■ What to work on ■
Line count for "JSON": tally the lines of the records below that contain it, and give only that number.
══════════════════════════════
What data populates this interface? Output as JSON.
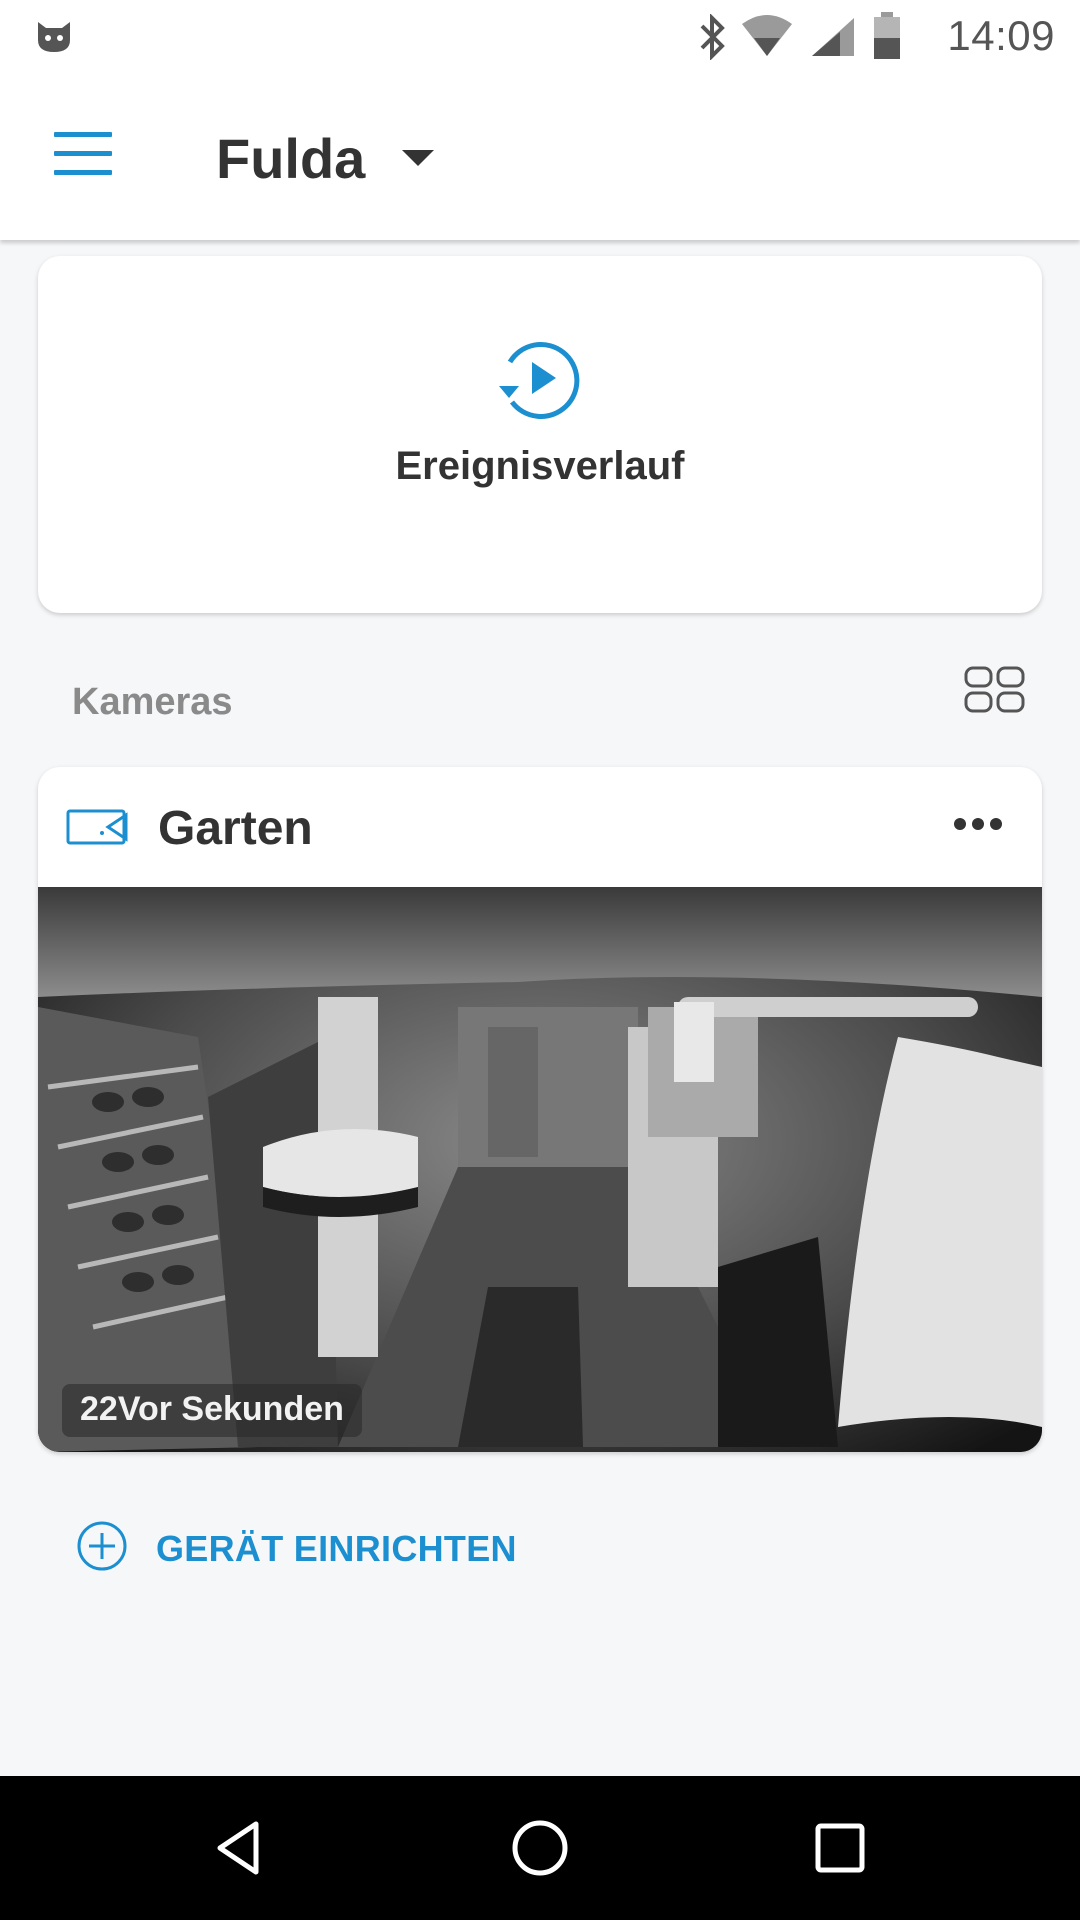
{
  "status_bar": {
    "time": "14:09",
    "icons": [
      "app-notification-icon",
      "bluetooth-icon",
      "wifi-icon",
      "cell-signal-icon",
      "battery-icon"
    ]
  },
  "app_bar": {
    "location": "Fulda",
    "menu_icon": "hamburger-menu-icon",
    "caret_icon": "dropdown-caret-icon"
  },
  "history": {
    "label": "Ereignisverlauf",
    "icon": "history-play-icon"
  },
  "cameras_section": {
    "title": "Kameras",
    "view_toggle_icon": "grid-view-icon"
  },
  "camera": {
    "name": "Garten",
    "icon": "video-camera-icon",
    "menu_icon": "more-options-icon",
    "timestamp": "22Vor Sekunden"
  },
  "setup": {
    "label": "GERÄT EINRICHTEN",
    "icon": "add-circle-icon"
  },
  "nav_bar": {
    "icons": [
      "back-icon",
      "home-icon",
      "recents-icon"
    ]
  },
  "colors": {
    "accent": "#1c8fd0",
    "background": "#f6f7f9",
    "card": "#ffffff",
    "text_dark": "#333333",
    "text_muted": "#8a8a8a"
  }
}
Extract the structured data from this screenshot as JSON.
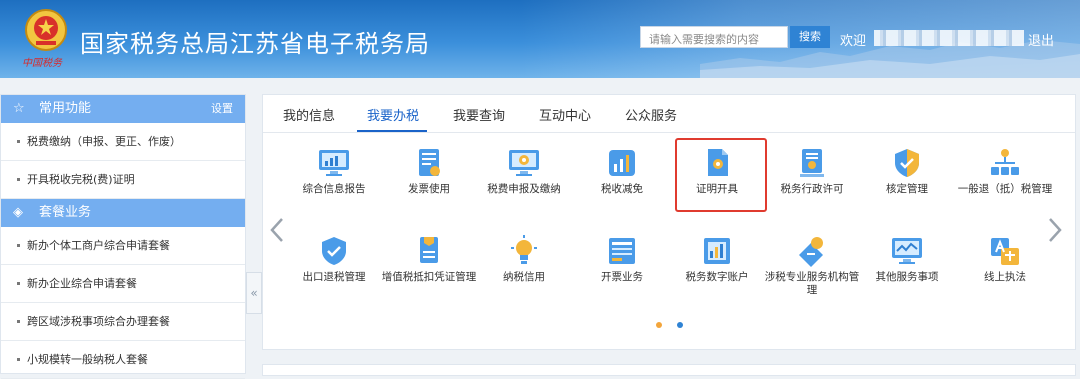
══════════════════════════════
■ Reply ■
2